» **Problem description**:
Return only those lines of the material that contain "background".

» **Source material**:

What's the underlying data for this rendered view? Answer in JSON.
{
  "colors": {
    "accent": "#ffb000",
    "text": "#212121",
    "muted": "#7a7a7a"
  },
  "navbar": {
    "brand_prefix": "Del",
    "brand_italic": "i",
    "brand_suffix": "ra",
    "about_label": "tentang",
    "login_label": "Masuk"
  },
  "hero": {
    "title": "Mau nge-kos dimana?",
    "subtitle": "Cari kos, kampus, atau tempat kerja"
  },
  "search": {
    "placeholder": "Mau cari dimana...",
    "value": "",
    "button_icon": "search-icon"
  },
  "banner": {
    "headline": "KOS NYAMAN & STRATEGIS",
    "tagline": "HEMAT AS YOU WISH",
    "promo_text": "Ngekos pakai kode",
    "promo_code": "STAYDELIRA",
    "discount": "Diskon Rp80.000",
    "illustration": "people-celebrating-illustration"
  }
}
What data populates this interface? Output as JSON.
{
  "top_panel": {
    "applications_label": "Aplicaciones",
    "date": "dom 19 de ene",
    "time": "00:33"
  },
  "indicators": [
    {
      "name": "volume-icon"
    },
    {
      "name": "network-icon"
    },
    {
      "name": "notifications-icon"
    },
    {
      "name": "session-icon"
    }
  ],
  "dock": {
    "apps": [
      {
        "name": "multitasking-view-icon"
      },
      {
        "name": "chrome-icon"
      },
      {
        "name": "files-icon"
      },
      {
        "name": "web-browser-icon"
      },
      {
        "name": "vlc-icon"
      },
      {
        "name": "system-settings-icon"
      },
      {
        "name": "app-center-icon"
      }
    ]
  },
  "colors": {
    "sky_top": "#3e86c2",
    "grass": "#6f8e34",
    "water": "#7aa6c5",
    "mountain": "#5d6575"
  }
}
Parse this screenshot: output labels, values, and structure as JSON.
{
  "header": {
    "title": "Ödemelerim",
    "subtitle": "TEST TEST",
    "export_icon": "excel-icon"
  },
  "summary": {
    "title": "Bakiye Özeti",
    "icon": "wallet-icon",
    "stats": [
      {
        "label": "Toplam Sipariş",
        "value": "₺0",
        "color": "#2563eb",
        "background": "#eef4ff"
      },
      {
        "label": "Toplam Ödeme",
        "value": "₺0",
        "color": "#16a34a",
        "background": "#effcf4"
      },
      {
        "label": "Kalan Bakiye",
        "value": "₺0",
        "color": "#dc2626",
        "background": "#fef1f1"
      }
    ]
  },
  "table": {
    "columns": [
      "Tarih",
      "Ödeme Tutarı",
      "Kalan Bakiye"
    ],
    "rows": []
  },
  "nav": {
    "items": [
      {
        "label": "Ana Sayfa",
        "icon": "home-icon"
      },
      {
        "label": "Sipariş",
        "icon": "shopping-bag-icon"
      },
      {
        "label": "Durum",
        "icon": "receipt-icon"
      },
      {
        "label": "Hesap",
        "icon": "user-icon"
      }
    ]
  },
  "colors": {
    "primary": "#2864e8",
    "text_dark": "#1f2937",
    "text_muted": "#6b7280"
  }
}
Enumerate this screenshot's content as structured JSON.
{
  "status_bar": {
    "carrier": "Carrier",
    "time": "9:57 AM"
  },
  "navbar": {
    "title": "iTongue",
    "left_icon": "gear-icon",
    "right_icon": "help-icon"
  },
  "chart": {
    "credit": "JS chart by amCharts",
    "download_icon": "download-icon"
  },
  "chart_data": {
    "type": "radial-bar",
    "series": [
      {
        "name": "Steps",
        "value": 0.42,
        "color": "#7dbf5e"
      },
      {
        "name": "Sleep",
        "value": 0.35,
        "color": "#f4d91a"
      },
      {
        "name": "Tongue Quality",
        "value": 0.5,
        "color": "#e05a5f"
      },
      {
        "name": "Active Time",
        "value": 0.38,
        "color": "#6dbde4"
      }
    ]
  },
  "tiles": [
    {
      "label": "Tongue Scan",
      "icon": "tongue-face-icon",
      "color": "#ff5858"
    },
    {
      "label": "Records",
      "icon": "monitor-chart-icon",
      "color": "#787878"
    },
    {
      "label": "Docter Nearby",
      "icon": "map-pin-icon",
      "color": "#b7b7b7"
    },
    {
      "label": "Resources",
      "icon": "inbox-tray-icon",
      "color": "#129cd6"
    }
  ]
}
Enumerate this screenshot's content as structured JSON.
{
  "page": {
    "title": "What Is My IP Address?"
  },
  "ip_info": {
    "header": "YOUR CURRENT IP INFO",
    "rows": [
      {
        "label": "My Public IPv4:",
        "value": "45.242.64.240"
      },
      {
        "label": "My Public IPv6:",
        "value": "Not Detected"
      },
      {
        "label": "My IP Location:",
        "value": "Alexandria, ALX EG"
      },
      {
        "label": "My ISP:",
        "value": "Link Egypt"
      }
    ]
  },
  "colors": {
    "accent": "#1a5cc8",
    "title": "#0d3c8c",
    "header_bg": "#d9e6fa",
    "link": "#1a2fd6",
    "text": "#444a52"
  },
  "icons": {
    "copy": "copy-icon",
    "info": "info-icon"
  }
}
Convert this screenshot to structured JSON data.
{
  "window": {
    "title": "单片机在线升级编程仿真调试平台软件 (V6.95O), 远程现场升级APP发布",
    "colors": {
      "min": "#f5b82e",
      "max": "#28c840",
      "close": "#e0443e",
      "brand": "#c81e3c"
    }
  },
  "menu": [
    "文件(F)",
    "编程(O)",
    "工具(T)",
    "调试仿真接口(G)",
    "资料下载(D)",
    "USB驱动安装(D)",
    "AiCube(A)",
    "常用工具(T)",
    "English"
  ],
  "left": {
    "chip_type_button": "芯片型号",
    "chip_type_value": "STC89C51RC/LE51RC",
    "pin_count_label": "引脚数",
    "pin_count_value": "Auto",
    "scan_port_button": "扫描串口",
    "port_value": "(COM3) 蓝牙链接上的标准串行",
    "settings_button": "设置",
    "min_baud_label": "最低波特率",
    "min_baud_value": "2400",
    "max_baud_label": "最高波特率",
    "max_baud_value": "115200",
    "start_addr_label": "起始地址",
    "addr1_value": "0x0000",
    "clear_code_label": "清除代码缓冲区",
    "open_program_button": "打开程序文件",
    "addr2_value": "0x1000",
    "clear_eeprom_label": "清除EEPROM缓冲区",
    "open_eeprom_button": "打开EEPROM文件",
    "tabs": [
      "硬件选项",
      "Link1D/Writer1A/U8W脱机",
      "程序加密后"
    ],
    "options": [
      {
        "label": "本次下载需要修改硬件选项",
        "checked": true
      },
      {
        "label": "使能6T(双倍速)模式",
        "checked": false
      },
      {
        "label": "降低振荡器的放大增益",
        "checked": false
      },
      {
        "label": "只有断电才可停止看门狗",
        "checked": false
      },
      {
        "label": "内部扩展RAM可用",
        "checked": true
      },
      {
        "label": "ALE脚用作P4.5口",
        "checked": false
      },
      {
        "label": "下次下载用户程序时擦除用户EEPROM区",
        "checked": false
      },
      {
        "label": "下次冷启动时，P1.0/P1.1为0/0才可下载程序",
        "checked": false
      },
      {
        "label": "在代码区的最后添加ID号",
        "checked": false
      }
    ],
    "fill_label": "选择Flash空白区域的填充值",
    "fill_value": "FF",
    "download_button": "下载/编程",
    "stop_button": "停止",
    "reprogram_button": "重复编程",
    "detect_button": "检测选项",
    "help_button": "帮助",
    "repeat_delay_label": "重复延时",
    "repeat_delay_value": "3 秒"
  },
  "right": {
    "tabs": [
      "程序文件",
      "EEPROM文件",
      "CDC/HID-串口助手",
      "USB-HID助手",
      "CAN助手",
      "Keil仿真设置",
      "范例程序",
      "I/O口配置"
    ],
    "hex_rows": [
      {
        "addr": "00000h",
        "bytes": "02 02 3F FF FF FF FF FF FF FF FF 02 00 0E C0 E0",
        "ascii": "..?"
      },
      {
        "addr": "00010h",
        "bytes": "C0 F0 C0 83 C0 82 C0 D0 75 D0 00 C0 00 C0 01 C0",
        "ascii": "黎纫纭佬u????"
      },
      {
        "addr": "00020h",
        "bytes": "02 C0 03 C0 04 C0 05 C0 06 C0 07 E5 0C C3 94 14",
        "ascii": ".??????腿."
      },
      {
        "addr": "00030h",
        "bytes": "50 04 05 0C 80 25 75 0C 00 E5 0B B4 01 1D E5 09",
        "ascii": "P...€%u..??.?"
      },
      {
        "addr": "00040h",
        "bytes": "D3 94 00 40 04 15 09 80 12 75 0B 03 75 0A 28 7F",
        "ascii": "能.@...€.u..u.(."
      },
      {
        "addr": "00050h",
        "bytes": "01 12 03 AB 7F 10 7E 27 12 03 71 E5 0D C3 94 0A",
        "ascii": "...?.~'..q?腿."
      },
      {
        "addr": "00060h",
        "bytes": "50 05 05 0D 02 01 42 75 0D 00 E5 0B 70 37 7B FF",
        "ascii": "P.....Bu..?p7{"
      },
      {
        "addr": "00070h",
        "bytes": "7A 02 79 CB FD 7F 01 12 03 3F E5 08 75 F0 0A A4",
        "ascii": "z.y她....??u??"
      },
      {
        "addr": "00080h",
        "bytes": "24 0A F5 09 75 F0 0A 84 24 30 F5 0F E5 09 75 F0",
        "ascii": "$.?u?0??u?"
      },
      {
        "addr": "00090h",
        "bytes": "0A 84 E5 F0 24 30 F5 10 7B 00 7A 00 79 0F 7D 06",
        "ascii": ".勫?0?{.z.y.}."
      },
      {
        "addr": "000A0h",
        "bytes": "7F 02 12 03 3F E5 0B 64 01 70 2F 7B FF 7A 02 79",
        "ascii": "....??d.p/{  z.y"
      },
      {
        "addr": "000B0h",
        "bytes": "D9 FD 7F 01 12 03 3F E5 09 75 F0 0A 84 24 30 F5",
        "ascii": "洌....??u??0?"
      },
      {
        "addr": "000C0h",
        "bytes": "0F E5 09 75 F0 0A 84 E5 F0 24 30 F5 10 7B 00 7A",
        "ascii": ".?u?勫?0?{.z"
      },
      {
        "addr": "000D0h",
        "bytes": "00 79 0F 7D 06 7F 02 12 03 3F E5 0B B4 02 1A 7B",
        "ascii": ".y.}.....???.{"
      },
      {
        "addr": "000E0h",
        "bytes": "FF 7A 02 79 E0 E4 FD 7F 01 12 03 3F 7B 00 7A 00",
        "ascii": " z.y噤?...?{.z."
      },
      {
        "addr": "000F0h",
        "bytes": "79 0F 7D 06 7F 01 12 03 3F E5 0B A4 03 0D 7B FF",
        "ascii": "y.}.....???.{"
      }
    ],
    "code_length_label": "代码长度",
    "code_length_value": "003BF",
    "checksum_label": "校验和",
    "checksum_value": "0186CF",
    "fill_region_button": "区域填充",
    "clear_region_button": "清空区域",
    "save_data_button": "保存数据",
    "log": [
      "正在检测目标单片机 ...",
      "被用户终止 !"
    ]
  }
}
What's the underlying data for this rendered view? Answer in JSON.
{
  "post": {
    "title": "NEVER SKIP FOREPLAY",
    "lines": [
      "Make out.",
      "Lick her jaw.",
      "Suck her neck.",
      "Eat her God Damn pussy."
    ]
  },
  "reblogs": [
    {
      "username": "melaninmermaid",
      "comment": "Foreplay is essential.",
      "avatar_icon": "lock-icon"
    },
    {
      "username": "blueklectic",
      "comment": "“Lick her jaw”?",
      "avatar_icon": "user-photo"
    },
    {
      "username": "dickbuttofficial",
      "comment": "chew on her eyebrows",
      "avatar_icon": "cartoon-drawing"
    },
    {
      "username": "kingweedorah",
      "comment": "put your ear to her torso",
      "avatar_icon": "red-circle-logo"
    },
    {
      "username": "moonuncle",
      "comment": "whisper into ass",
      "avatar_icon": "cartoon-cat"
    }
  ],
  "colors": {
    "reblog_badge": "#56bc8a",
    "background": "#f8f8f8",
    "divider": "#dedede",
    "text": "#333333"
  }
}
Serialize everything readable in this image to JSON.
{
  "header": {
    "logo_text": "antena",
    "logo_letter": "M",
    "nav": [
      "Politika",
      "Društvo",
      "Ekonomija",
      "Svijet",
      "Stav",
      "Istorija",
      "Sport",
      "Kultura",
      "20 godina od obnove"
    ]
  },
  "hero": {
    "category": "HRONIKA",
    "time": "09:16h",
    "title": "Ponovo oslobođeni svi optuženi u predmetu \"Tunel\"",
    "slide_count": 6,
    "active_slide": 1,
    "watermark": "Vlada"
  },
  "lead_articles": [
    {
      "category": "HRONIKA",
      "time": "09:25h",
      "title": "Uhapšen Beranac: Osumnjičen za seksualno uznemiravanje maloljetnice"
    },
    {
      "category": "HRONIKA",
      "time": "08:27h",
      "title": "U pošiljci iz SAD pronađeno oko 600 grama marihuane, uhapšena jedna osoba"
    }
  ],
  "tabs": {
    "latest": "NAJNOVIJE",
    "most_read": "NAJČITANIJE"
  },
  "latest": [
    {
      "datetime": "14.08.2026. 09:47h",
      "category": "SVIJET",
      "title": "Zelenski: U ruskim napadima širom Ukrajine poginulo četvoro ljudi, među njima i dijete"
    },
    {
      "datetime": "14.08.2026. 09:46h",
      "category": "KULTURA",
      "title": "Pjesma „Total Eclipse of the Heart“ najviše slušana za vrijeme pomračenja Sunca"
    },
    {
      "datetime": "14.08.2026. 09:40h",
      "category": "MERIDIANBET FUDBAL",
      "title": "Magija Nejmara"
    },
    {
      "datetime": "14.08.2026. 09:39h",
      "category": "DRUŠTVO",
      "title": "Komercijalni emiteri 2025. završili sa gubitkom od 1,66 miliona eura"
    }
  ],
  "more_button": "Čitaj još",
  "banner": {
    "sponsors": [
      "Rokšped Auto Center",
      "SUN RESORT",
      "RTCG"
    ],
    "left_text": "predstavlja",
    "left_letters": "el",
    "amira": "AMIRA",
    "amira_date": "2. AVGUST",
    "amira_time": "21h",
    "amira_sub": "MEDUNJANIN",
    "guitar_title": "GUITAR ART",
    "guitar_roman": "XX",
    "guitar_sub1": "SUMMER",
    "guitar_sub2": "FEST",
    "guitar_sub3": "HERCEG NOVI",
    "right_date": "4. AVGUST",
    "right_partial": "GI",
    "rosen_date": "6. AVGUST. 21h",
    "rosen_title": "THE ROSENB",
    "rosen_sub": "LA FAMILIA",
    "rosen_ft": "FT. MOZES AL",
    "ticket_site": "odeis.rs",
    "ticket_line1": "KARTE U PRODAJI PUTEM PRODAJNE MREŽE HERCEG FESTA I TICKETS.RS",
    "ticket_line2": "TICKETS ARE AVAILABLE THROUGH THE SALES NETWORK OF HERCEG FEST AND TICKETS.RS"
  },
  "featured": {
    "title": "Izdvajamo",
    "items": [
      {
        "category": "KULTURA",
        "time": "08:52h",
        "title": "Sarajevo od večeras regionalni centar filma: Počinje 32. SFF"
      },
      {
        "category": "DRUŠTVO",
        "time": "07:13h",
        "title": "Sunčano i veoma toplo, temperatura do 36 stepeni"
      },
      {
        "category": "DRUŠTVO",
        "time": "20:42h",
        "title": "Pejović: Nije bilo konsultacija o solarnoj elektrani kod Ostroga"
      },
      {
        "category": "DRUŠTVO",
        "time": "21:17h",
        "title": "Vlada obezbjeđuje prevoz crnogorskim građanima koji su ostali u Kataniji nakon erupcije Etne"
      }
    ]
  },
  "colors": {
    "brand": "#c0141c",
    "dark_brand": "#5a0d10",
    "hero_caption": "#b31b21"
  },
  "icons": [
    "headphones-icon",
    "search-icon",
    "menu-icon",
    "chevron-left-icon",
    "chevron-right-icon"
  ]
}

» **Written reply**:
        "background": "#eef4ff"
        "background": "#effcf4"
        "background": "#fef1f1"
    "background": "#f8f8f8",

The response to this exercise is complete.